I like it here, it’s quirky.
Knoxville is a city on the rise. Businesses, shops and restaurants are opening, and the downtown is being revitalized. Things I value are held in esteem here — music, movies, art, theatre, and libraries with actual collections of books in them. There are also farmer’s markets and natural food stores, and I have heard there are some damn good restaurants to be enjoyed. The mountains are a short drive away, as are several big tourist destinations.
In the past seven years, I have moved a staggering eight times. Knoxville was never a part of any idea of the future I ever envisioned. In fact, I would go so far as to say it was completely off my radar. Living here for two months now, I still feel a little awkward. I’m not so much a fish out of water as one swimming in a completely different school than I have before. Although my Midwestern heart beats strong, as a traveler, I’ve always had a great appreciation of the South. This may be a new beginning, but I have a lifetime of experience packed in my bags I can’t wait to unpack.
Are there downsides? Yes. There is a hella homeless problem. A tent city lives beneath a viaduct near downtown. Poverty, drugs, and crime exist in this and every city, but there are groups trying to help here more than I’ve seen in the other areas I have lived.
The most important news is Daughter #1 finally landed a job with the potential of enormous growth. It is the total change of direction she has been looking for since putting retail management in her rearview mirror. She’s working in human resources and will pursue her degree in accounting in the evenings. This is the first solid step toward building her dream.

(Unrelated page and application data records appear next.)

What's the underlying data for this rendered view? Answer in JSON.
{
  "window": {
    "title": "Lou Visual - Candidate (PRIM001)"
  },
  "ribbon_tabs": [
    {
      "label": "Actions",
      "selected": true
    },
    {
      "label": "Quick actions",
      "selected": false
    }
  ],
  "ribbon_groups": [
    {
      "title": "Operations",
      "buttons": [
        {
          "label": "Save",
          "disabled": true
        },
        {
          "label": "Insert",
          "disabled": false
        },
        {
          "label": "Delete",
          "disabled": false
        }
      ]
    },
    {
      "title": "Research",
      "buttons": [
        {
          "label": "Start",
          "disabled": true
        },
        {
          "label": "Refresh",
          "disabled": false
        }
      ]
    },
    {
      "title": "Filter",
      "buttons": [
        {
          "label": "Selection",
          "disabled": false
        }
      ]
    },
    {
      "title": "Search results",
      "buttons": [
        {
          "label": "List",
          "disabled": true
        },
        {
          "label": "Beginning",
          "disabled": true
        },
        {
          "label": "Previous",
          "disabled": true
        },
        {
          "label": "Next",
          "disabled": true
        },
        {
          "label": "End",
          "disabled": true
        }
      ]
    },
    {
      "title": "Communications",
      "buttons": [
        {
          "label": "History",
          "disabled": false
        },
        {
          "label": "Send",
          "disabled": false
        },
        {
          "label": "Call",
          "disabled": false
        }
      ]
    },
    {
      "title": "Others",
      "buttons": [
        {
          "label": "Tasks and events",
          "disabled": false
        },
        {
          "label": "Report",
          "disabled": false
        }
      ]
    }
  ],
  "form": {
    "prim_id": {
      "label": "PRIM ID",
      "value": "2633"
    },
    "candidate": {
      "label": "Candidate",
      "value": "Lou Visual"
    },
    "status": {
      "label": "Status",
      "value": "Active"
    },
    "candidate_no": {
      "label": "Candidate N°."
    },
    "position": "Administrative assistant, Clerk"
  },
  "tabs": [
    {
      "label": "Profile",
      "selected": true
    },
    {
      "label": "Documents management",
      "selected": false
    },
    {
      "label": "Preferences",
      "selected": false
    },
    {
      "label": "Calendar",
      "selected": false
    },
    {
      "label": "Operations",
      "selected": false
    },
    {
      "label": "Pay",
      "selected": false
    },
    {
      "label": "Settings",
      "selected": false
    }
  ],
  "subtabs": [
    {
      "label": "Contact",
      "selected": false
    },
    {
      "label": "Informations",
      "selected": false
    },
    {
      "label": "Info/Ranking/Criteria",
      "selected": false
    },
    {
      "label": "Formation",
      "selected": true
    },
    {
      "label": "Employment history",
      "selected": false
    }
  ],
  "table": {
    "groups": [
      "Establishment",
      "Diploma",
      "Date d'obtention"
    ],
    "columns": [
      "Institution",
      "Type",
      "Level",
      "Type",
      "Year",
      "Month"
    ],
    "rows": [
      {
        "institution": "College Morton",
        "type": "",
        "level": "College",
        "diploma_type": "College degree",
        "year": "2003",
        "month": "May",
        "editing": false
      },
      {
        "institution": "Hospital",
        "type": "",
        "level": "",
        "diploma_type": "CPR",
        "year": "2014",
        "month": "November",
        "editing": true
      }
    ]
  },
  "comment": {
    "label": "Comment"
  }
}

Next up, I would like to find some part-time work, do some volunteering (hear that, Tennessee Theatre? I am aiming straight at you).

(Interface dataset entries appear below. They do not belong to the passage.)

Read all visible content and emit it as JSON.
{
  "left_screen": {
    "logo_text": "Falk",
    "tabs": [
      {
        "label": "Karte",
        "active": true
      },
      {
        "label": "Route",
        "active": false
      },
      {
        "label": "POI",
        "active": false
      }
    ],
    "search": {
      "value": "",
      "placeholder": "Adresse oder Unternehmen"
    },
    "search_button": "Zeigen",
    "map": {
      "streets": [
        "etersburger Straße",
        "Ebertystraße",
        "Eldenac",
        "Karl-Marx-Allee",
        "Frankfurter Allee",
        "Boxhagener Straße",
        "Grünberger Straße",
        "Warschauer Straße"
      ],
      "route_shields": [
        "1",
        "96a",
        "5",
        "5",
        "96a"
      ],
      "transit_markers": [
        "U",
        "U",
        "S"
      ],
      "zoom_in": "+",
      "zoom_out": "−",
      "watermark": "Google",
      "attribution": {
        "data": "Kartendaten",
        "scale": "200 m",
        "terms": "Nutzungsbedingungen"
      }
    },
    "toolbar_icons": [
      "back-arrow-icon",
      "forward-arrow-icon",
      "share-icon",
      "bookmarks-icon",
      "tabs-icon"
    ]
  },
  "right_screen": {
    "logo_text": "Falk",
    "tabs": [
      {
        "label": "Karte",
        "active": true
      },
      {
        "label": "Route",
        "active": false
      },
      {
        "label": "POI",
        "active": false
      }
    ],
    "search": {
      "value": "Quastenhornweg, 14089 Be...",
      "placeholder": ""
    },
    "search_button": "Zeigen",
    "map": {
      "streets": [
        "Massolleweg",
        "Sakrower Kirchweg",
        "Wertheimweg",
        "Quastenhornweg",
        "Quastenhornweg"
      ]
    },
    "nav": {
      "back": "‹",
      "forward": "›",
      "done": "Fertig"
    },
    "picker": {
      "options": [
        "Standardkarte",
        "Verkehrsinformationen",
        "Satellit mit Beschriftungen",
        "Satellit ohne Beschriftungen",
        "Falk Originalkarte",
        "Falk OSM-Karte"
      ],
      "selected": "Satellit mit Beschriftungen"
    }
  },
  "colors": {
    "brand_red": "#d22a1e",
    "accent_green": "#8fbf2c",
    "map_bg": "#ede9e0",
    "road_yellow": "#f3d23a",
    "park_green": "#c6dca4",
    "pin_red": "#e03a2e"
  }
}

Update: January 2019
Things have not turned out quite the way I’d hoped. Daughter #1 lost her job as a recruiter after refusing to outright lie to her job candidates. After a change in management, her new boss insisted she not tell the temps when they had been turned down for a job to “string them along for as long as possible.” D #1 said, “That’s playing with people’s lives. They could lose their homes.” Morally, it was absolutely the right thing to do, but it’s been… difficult.